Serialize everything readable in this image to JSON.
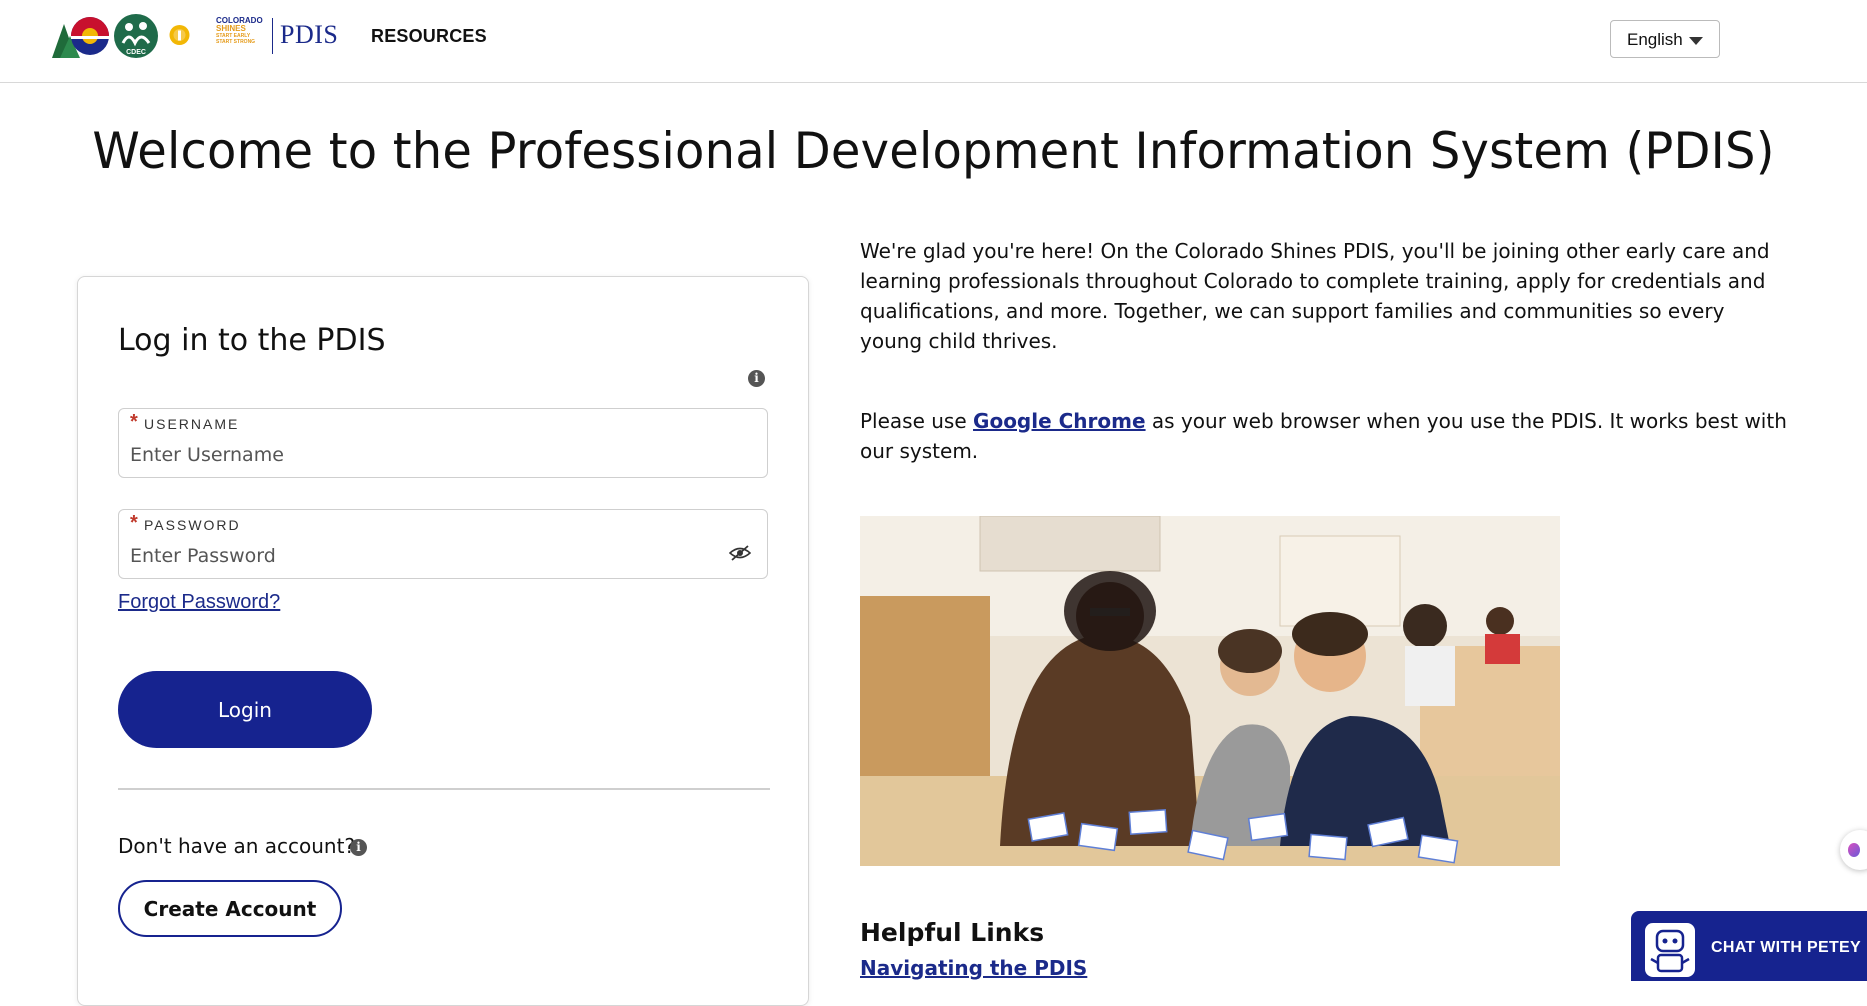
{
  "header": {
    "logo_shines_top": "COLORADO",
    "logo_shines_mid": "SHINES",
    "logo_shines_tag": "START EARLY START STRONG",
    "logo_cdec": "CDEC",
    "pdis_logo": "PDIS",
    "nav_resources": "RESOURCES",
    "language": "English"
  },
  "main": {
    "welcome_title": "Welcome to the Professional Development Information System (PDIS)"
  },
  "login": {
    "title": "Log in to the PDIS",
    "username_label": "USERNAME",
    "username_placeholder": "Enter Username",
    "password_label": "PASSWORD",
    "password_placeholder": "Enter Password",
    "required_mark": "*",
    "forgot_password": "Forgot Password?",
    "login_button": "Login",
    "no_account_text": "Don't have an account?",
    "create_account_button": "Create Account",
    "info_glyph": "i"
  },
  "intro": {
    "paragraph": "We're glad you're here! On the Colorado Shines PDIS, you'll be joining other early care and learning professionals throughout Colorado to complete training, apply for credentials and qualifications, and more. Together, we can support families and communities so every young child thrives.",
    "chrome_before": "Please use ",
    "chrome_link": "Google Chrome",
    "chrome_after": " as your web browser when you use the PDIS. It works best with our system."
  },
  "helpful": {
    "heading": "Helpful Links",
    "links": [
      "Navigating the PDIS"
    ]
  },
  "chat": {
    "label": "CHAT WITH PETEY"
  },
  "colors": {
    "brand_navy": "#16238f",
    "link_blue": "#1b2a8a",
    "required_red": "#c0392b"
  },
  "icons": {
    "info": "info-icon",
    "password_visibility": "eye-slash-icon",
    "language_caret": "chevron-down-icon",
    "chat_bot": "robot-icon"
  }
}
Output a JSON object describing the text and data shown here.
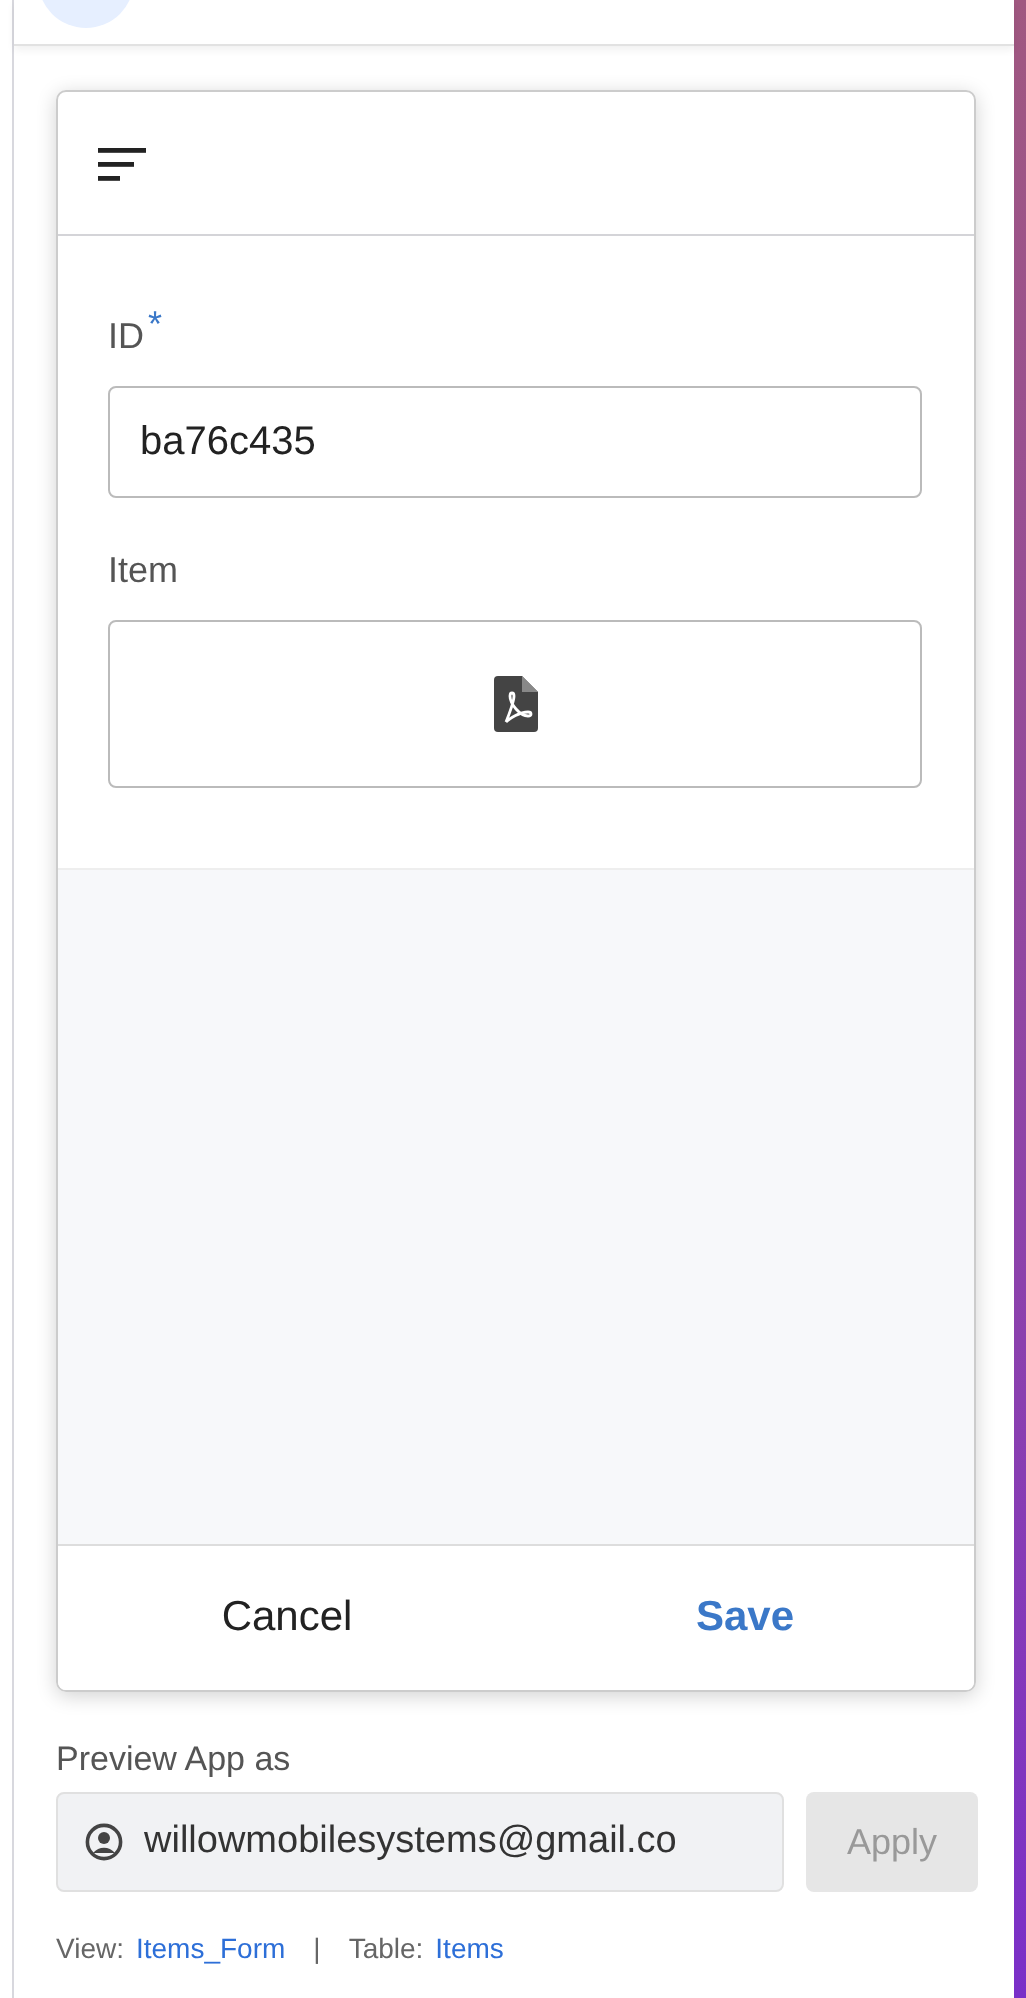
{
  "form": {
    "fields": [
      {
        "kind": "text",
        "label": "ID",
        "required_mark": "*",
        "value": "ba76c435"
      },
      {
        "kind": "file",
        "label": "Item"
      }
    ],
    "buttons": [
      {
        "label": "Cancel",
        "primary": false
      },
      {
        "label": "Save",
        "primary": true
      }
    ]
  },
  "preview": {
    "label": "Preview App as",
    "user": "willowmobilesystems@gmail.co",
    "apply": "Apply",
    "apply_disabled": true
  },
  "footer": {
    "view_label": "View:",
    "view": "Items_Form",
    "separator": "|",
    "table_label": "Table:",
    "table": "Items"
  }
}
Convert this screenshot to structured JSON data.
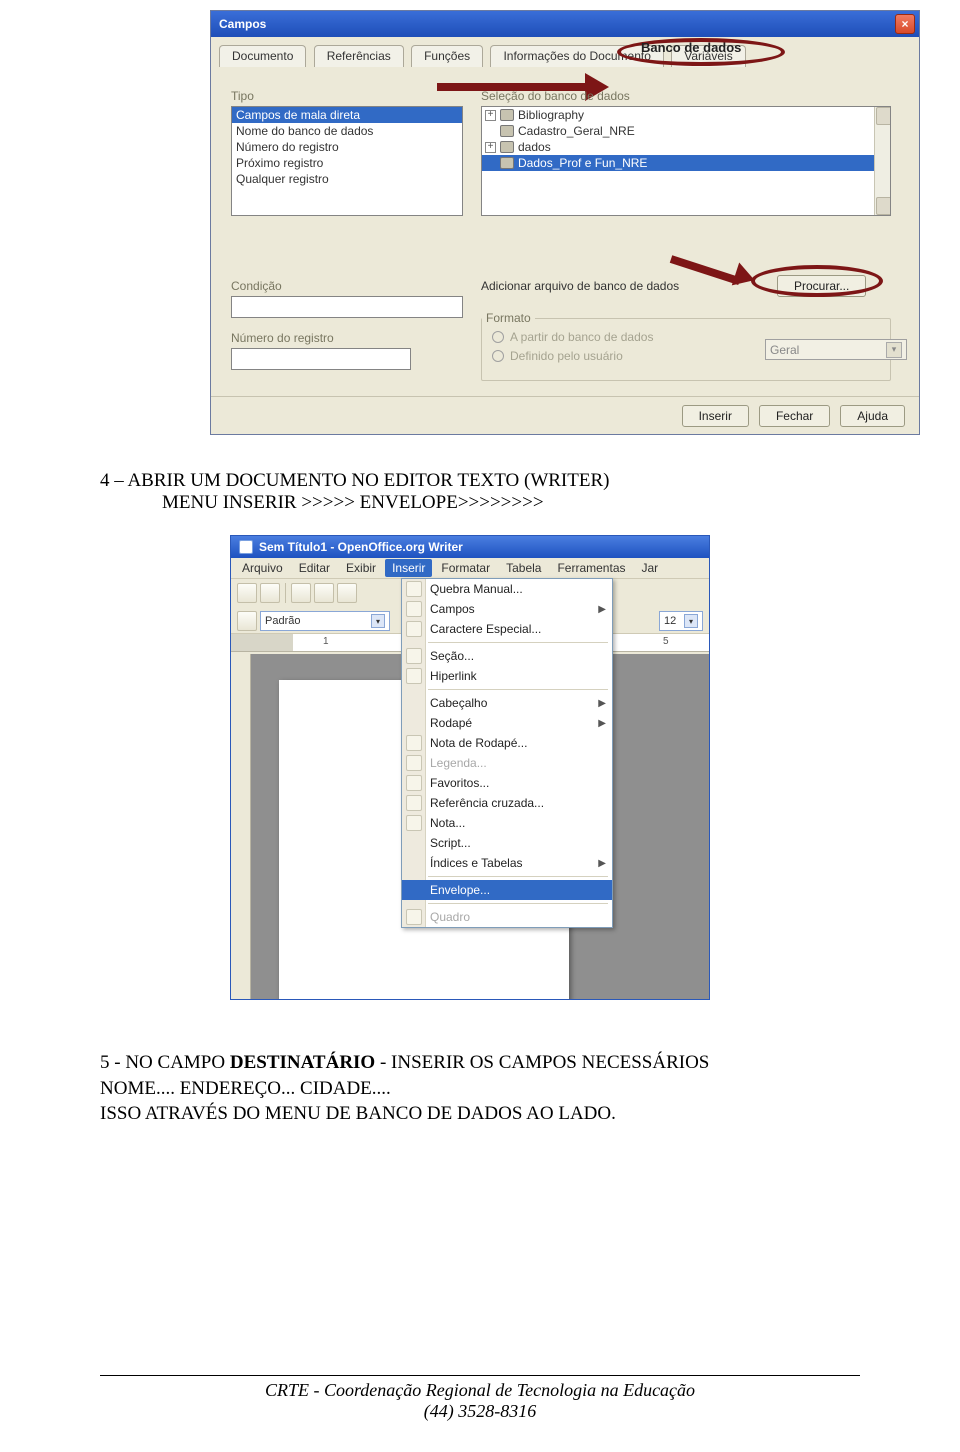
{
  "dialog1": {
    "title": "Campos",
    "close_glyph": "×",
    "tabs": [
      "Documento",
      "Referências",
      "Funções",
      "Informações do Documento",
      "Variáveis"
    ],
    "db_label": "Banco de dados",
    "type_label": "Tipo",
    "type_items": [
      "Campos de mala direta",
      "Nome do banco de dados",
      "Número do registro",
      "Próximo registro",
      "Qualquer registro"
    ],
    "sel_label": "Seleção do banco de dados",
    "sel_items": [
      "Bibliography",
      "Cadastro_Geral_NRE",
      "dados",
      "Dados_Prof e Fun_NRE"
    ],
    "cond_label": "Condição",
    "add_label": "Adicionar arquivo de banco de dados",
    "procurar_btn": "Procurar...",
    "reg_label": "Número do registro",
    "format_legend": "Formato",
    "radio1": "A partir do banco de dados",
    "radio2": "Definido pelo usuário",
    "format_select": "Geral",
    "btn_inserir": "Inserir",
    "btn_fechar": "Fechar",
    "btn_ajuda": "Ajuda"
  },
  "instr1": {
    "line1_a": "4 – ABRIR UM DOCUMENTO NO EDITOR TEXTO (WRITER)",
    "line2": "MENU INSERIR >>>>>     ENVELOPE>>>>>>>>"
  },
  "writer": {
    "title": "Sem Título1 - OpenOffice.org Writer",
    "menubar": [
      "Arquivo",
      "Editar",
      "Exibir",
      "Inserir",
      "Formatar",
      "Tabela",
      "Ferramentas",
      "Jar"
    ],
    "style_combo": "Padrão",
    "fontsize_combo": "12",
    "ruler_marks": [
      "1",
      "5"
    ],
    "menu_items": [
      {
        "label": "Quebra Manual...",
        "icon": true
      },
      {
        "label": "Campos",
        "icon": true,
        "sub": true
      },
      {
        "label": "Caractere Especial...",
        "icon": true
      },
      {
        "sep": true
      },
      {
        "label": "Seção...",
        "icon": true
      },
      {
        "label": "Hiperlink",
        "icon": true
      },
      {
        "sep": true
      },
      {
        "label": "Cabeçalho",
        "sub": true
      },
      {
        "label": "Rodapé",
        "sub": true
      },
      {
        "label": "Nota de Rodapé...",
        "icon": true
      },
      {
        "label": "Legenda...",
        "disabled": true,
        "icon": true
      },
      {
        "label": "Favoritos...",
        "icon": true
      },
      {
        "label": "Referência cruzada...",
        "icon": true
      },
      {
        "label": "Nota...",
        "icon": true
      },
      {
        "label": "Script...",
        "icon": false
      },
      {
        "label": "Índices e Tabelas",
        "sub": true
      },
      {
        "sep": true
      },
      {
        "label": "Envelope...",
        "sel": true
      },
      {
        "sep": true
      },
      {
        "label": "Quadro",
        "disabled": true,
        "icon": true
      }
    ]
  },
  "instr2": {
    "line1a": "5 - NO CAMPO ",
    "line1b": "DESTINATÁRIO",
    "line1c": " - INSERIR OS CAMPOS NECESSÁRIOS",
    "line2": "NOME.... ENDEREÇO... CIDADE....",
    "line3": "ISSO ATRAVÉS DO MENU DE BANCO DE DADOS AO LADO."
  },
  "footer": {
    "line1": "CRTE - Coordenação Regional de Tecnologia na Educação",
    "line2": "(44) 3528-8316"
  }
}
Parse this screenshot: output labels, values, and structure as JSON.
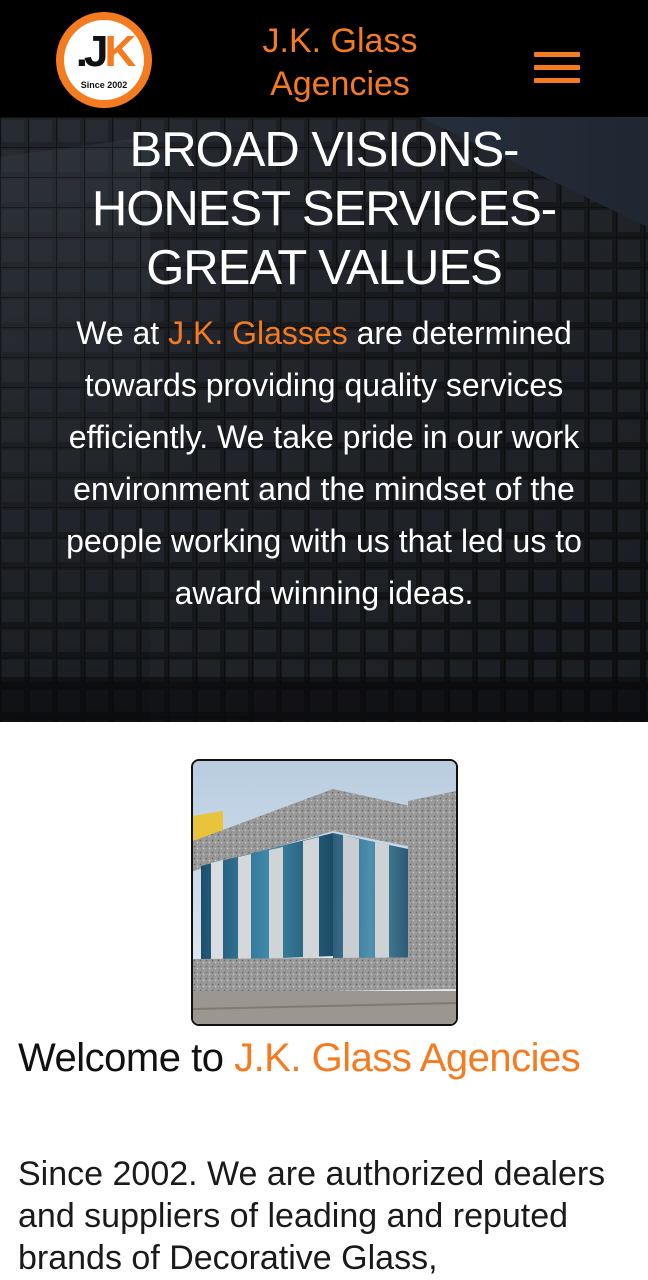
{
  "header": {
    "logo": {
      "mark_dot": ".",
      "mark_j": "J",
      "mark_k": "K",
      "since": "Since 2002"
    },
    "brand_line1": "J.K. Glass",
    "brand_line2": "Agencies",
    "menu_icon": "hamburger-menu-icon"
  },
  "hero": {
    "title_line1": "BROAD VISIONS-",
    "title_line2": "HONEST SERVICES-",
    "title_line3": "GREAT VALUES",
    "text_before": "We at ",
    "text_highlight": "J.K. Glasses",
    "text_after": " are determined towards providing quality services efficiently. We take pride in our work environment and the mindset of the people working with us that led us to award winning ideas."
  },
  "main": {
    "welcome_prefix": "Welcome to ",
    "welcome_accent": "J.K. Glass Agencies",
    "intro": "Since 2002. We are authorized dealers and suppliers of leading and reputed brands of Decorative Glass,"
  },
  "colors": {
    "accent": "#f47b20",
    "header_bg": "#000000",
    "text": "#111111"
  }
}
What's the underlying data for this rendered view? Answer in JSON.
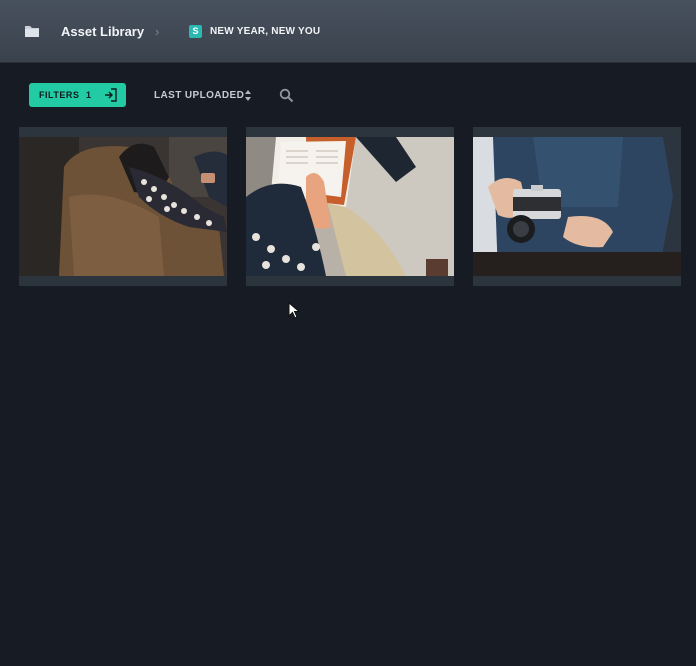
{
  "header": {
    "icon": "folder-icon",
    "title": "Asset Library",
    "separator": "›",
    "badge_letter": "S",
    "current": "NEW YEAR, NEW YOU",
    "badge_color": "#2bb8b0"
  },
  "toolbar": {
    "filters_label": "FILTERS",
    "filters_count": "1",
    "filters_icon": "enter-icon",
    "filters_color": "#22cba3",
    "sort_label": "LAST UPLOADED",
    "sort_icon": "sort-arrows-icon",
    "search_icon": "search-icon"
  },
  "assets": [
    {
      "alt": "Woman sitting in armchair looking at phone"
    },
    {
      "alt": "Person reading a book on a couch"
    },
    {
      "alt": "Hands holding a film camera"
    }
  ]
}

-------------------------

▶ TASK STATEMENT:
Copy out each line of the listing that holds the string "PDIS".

▶ RESULT OF THE TASK:
    "pdis_logo": "PDIS",
    "welcome_title": "Welcome to the Professional Development Information System (PDIS)"
    "title": "Log in to the PDIS",
    "paragraph": "We're glad you're here! On the Colorado Shines PDIS, you'll be joining other early care and learning professionals throughout Colorado to complete training, apply for credentials and qualifications, and more. Together, we can support families and communities so every young child thrives.",
    "chrome_after": " as your web browser when you use the PDIS. It works best with our system."
      "Navigating the PDIS"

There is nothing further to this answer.